### Exercise
Your answer must be every line of the data that holds the string "James".

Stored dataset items
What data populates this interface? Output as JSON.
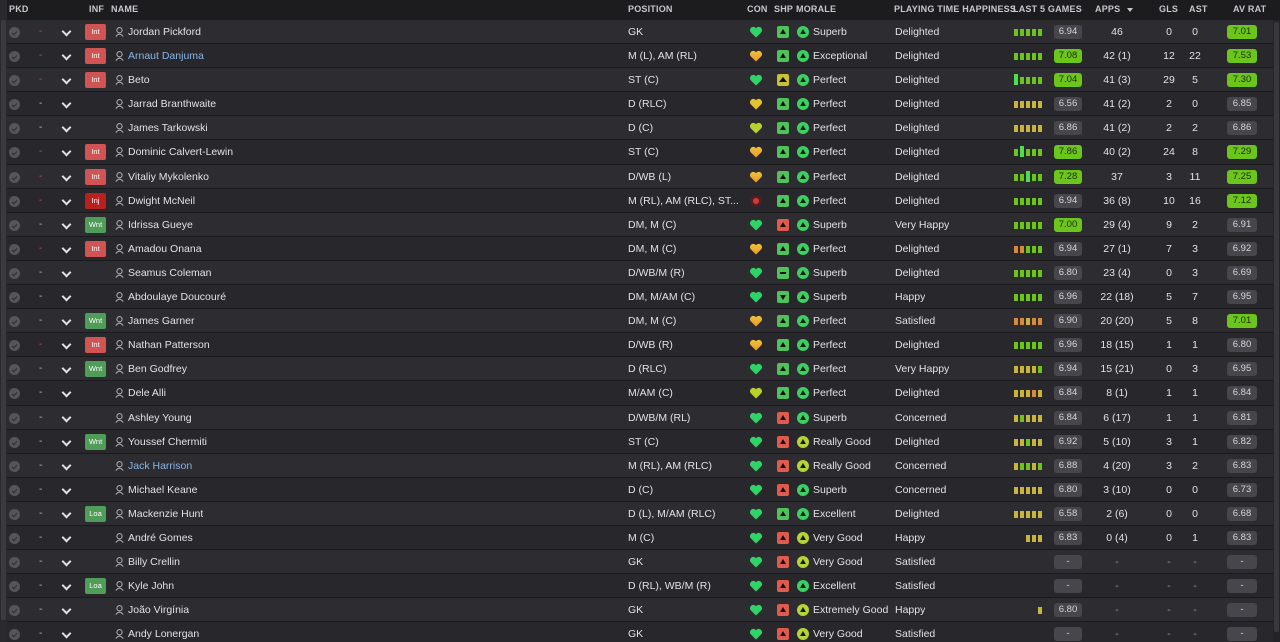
{
  "headers": {
    "pkd": "PKD",
    "inf": "INF",
    "name": "NAME",
    "position": "POSITION",
    "con": "CON",
    "shp": "SHP",
    "morale": "MORALE",
    "happiness": "PLAYING TIME HAPPINESS",
    "last5": "LAST 5 GAMES",
    "apps": "APPS",
    "gls": "GLS",
    "ast": "AST",
    "avrat": "AV RAT"
  },
  "colors": {
    "green": "#6cc51a",
    "orange": "#e0892b",
    "yellow": "#d9c22a",
    "red": "#e8504a",
    "heart_green": "#46d46a"
  },
  "players": [
    {
      "pkd": "-",
      "pkd_color": "red",
      "inf": "Int",
      "inf_type": "int",
      "name": "Jordan Pickford",
      "link": false,
      "position": "GK",
      "con": "heart-green",
      "shp": "green",
      "morale": "Superb",
      "happiness": "Delighted",
      "last5": [
        "g",
        "g",
        "g",
        "g",
        "g"
      ],
      "last5_rating": "6.94",
      "last5_hi": false,
      "apps": "46",
      "gls": "0",
      "ast": "0",
      "av": "7.01",
      "av_hi": true
    },
    {
      "pkd": "-",
      "pkd_color": "red",
      "inf": "Int",
      "inf_type": "int",
      "name": "Arnaut Danjuma",
      "link": true,
      "position": "M (L), AM (RL)",
      "con": "heart-orange",
      "shp": "green",
      "morale": "Exceptional",
      "happiness": "Delighted",
      "last5": [
        "g",
        "g",
        "g",
        "g",
        "g"
      ],
      "last5_rating": "7.08",
      "last5_hi": true,
      "apps": "42 (1)",
      "gls": "12",
      "ast": "22",
      "av": "7.53",
      "av_hi": true
    },
    {
      "pkd": "-",
      "pkd_color": "red",
      "inf": "Int",
      "inf_type": "int",
      "name": "Beto",
      "link": false,
      "position": "ST (C)",
      "con": "heart-green",
      "shp": "yellow",
      "morale": "Perfect",
      "happiness": "Delighted",
      "last5": [
        "G",
        "g",
        "g",
        "g",
        "g"
      ],
      "last5_rating": "7.04",
      "last5_hi": true,
      "apps": "41 (3)",
      "gls": "29",
      "ast": "5",
      "av": "7.30",
      "av_hi": true
    },
    {
      "pkd": "-",
      "pkd_color": "grey",
      "inf": "",
      "inf_type": "",
      "name": "Jarrad Branthwaite",
      "link": false,
      "position": "D (RLC)",
      "con": "heart-yellow",
      "shp": "green",
      "morale": "Perfect",
      "happiness": "Delighted",
      "last5": [
        "y",
        "y",
        "y",
        "y",
        "y"
      ],
      "last5_rating": "6.56",
      "last5_hi": false,
      "apps": "41 (2)",
      "gls": "2",
      "ast": "0",
      "av": "6.85",
      "av_hi": false
    },
    {
      "pkd": "-",
      "pkd_color": "grey",
      "inf": "",
      "inf_type": "",
      "name": "James Tarkowski",
      "link": false,
      "position": "D (C)",
      "con": "heart-yellowgreen",
      "shp": "green",
      "morale": "Perfect",
      "happiness": "Delighted",
      "last5": [
        "y",
        "y",
        "y",
        "y",
        "y"
      ],
      "last5_rating": "6.86",
      "last5_hi": false,
      "apps": "41 (2)",
      "gls": "2",
      "ast": "2",
      "av": "6.86",
      "av_hi": false
    },
    {
      "pkd": "-",
      "pkd_color": "red",
      "inf": "Int",
      "inf_type": "int",
      "name": "Dominic Calvert-Lewin",
      "link": false,
      "position": "ST (C)",
      "con": "heart-orange",
      "shp": "green",
      "morale": "Perfect",
      "happiness": "Delighted",
      "last5": [
        "g",
        "G",
        "g",
        "g",
        "g"
      ],
      "last5_rating": "7.86",
      "last5_hi": true,
      "apps": "40 (2)",
      "gls": "24",
      "ast": "8",
      "av": "7.29",
      "av_hi": true
    },
    {
      "pkd": "-",
      "pkd_color": "red",
      "inf": "Int",
      "inf_type": "int",
      "name": "Vitaliy Mykolenko",
      "link": false,
      "position": "D/WB (L)",
      "con": "heart-orange",
      "shp": "green",
      "morale": "Perfect",
      "happiness": "Delighted",
      "last5": [
        "g",
        "g",
        "G",
        "g",
        "g"
      ],
      "last5_rating": "7.28",
      "last5_hi": true,
      "apps": "37",
      "gls": "3",
      "ast": "11",
      "av": "7.25",
      "av_hi": true
    },
    {
      "pkd": "-",
      "pkd_color": "red",
      "inf": "Inj",
      "inf_type": "inj",
      "name": "Dwight McNeil",
      "link": false,
      "position": "M (RL), AM (RLC), ST...",
      "con": "injury",
      "shp": "green",
      "morale": "Perfect",
      "happiness": "Delighted",
      "last5": [
        "g",
        "g",
        "g",
        "g",
        "g"
      ],
      "last5_rating": "6.94",
      "last5_hi": false,
      "apps": "36 (8)",
      "gls": "10",
      "ast": "16",
      "av": "7.12",
      "av_hi": true
    },
    {
      "pkd": "-",
      "pkd_color": "grey",
      "inf": "Wnt",
      "inf_type": "wnt",
      "name": "Idrissa Gueye",
      "link": false,
      "position": "DM, M (C)",
      "con": "heart-green",
      "shp": "red",
      "morale": "Superb",
      "happiness": "Very Happy",
      "last5": [
        "g",
        "g",
        "g",
        "g",
        "g"
      ],
      "last5_rating": "7.00",
      "last5_hi": true,
      "apps": "29 (4)",
      "gls": "9",
      "ast": "2",
      "av": "6.91",
      "av_hi": false
    },
    {
      "pkd": "-",
      "pkd_color": "red",
      "inf": "Int",
      "inf_type": "int",
      "name": "Amadou Onana",
      "link": false,
      "position": "DM, M (C)",
      "con": "heart-orange",
      "shp": "green",
      "morale": "Perfect",
      "happiness": "Delighted",
      "last5": [
        "o",
        "o",
        "g",
        "g",
        "g"
      ],
      "last5_rating": "6.94",
      "last5_hi": false,
      "apps": "27 (1)",
      "gls": "7",
      "ast": "3",
      "av": "6.92",
      "av_hi": false
    },
    {
      "pkd": "-",
      "pkd_color": "grey",
      "inf": "",
      "inf_type": "",
      "name": "Seamus Coleman",
      "link": false,
      "position": "D/WB/M (R)",
      "con": "heart-green",
      "shp": "green-flat",
      "morale": "Superb",
      "happiness": "Delighted",
      "last5": [
        "g",
        "g",
        "g",
        "g",
        "g"
      ],
      "last5_rating": "6.80",
      "last5_hi": false,
      "apps": "23 (4)",
      "gls": "0",
      "ast": "3",
      "av": "6.69",
      "av_hi": false
    },
    {
      "pkd": "-",
      "pkd_color": "grey",
      "inf": "",
      "inf_type": "",
      "name": "Abdoulaye Doucouré",
      "link": false,
      "position": "DM, M/AM (C)",
      "con": "heart-green",
      "shp": "green-down",
      "morale": "Superb",
      "happiness": "Happy",
      "last5": [
        "g",
        "g",
        "g",
        "g",
        "g"
      ],
      "last5_rating": "6.96",
      "last5_hi": false,
      "apps": "22 (18)",
      "gls": "5",
      "ast": "7",
      "av": "6.95",
      "av_hi": false
    },
    {
      "pkd": "-",
      "pkd_color": "grey",
      "inf": "Wnt",
      "inf_type": "wnt",
      "name": "James Garner",
      "link": false,
      "position": "DM, M (C)",
      "con": "heart-orange",
      "shp": "green",
      "morale": "Perfect",
      "happiness": "Satisfied",
      "last5": [
        "o",
        "o",
        "y",
        "o",
        "o"
      ],
      "last5_rating": "6.90",
      "last5_hi": false,
      "apps": "20 (20)",
      "gls": "5",
      "ast": "8",
      "av": "7.01",
      "av_hi": true
    },
    {
      "pkd": "-",
      "pkd_color": "red",
      "inf": "Int",
      "inf_type": "int",
      "name": "Nathan Patterson",
      "link": false,
      "position": "D/WB (R)",
      "con": "heart-orange",
      "shp": "green",
      "morale": "Perfect",
      "happiness": "Delighted",
      "last5": [
        "g",
        "g",
        "g",
        "g",
        "g"
      ],
      "last5_rating": "6.96",
      "last5_hi": false,
      "apps": "18 (15)",
      "gls": "1",
      "ast": "1",
      "av": "6.80",
      "av_hi": false
    },
    {
      "pkd": "-",
      "pkd_color": "grey",
      "inf": "Wnt",
      "inf_type": "wnt",
      "name": "Ben Godfrey",
      "link": false,
      "position": "D (RLC)",
      "con": "heart-green",
      "shp": "green",
      "morale": "Perfect",
      "happiness": "Very Happy",
      "last5": [
        "y",
        "y",
        "y",
        "y",
        "g"
      ],
      "last5_rating": "6.94",
      "last5_hi": false,
      "apps": "15 (21)",
      "gls": "0",
      "ast": "3",
      "av": "6.95",
      "av_hi": false
    },
    {
      "pkd": "-",
      "pkd_color": "grey",
      "inf": "",
      "inf_type": "",
      "name": "Dele Alli",
      "link": false,
      "position": "M/AM (C)",
      "con": "heart-yellowgreen",
      "shp": "green",
      "morale": "Perfect",
      "happiness": "Delighted",
      "last5": [
        "y",
        "y",
        "y",
        "o",
        "y"
      ],
      "last5_rating": "6.84",
      "last5_hi": false,
      "apps": "8 (1)",
      "gls": "1",
      "ast": "1",
      "av": "6.84",
      "av_hi": false
    },
    {
      "pkd": "-",
      "pkd_color": "grey",
      "inf": "",
      "inf_type": "",
      "name": "Ashley Young",
      "link": false,
      "position": "D/WB/M (RL)",
      "con": "heart-green",
      "shp": "red",
      "morale": "Superb",
      "happiness": "Concerned",
      "last5": [
        "y",
        "g",
        "y",
        "y",
        "y"
      ],
      "last5_rating": "6.84",
      "last5_hi": false,
      "apps": "6 (17)",
      "gls": "1",
      "ast": "1",
      "av": "6.81",
      "av_hi": false
    },
    {
      "pkd": "-",
      "pkd_color": "grey",
      "inf": "Wnt",
      "inf_type": "wnt",
      "name": "Youssef Chermiti",
      "link": false,
      "position": "ST (C)",
      "con": "heart-green",
      "shp": "red",
      "morale": "Really Good",
      "happiness": "Delighted",
      "last5": [
        "y",
        "y",
        "g",
        "y",
        "y"
      ],
      "last5_rating": "6.92",
      "last5_hi": false,
      "apps": "5 (10)",
      "gls": "3",
      "ast": "1",
      "av": "6.82",
      "av_hi": false
    },
    {
      "pkd": "-",
      "pkd_color": "grey",
      "inf": "",
      "inf_type": "",
      "name": "Jack Harrison",
      "link": true,
      "position": "M (RL), AM (RLC)",
      "con": "heart-green",
      "shp": "red",
      "morale": "Really Good",
      "happiness": "Concerned",
      "last5": [
        "y",
        "g",
        "g",
        "y",
        "g"
      ],
      "last5_rating": "6.88",
      "last5_hi": false,
      "apps": "4 (20)",
      "gls": "3",
      "ast": "2",
      "av": "6.83",
      "av_hi": false
    },
    {
      "pkd": "-",
      "pkd_color": "grey",
      "inf": "",
      "inf_type": "",
      "name": "Michael Keane",
      "link": false,
      "position": "D (C)",
      "con": "heart-green",
      "shp": "red",
      "morale": "Superb",
      "happiness": "Concerned",
      "last5": [
        "y",
        "y",
        "y",
        "y",
        "y"
      ],
      "last5_rating": "6.80",
      "last5_hi": false,
      "apps": "3 (10)",
      "gls": "0",
      "ast": "0",
      "av": "6.73",
      "av_hi": false
    },
    {
      "pkd": "-",
      "pkd_color": "grey",
      "inf": "Loa",
      "inf_type": "loa",
      "name": "Mackenzie Hunt",
      "link": false,
      "position": "D (L), M/AM (RLC)",
      "con": "heart-green",
      "shp": "green",
      "morale": "Excellent",
      "happiness": "Delighted",
      "last5": [
        "y",
        "y",
        "y",
        "y",
        "y"
      ],
      "last5_rating": "6.58",
      "last5_hi": false,
      "apps": "2 (6)",
      "gls": "0",
      "ast": "0",
      "av": "6.68",
      "av_hi": false
    },
    {
      "pkd": "-",
      "pkd_color": "grey",
      "inf": "",
      "inf_type": "",
      "name": "André Gomes",
      "link": false,
      "position": "M (C)",
      "con": "heart-green",
      "shp": "red",
      "morale": "Very Good",
      "happiness": "Happy",
      "last5": [
        "",
        "",
        "y",
        "y",
        "y"
      ],
      "last5_rating": "6.83",
      "last5_hi": false,
      "apps": "0 (4)",
      "gls": "0",
      "ast": "1",
      "av": "6.83",
      "av_hi": false
    },
    {
      "pkd": "-",
      "pkd_color": "grey",
      "inf": "",
      "inf_type": "",
      "name": "Billy Crellin",
      "link": false,
      "position": "GK",
      "con": "heart-green",
      "shp": "red",
      "morale": "Very Good",
      "happiness": "Satisfied",
      "last5": [],
      "last5_rating": "-",
      "last5_hi": false,
      "apps": "-",
      "gls": "-",
      "ast": "-",
      "av": "-",
      "av_hi": false
    },
    {
      "pkd": "-",
      "pkd_color": "grey",
      "inf": "Loa",
      "inf_type": "loa",
      "name": "Kyle John",
      "link": false,
      "position": "D (RL), WB/M (R)",
      "con": "heart-green",
      "shp": "red",
      "morale": "Excellent",
      "happiness": "Satisfied",
      "last5": [],
      "last5_rating": "-",
      "last5_hi": false,
      "apps": "-",
      "gls": "-",
      "ast": "-",
      "av": "-",
      "av_hi": false
    },
    {
      "pkd": "-",
      "pkd_color": "grey",
      "inf": "",
      "inf_type": "",
      "name": "João Virgínia",
      "link": false,
      "position": "GK",
      "con": "heart-green",
      "shp": "red",
      "morale": "Extremely Good",
      "happiness": "Happy",
      "last5": [
        "",
        "",
        "",
        "",
        "y"
      ],
      "last5_rating": "6.80",
      "last5_hi": false,
      "apps": "-",
      "gls": "-",
      "ast": "-",
      "av": "-",
      "av_hi": false
    },
    {
      "pkd": "-",
      "pkd_color": "grey",
      "inf": "",
      "inf_type": "",
      "name": "Andy Lonergan",
      "link": false,
      "position": "GK",
      "con": "heart-green",
      "shp": "red",
      "morale": "Very Good",
      "happiness": "Satisfied",
      "last5": [],
      "last5_rating": "-",
      "last5_hi": false,
      "apps": "-",
      "gls": "-",
      "ast": "-",
      "av": "-",
      "av_hi": false
    }
  ]
}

### Answer to the problem
      "name": "James Tarkowski",
      "name": "James Garner",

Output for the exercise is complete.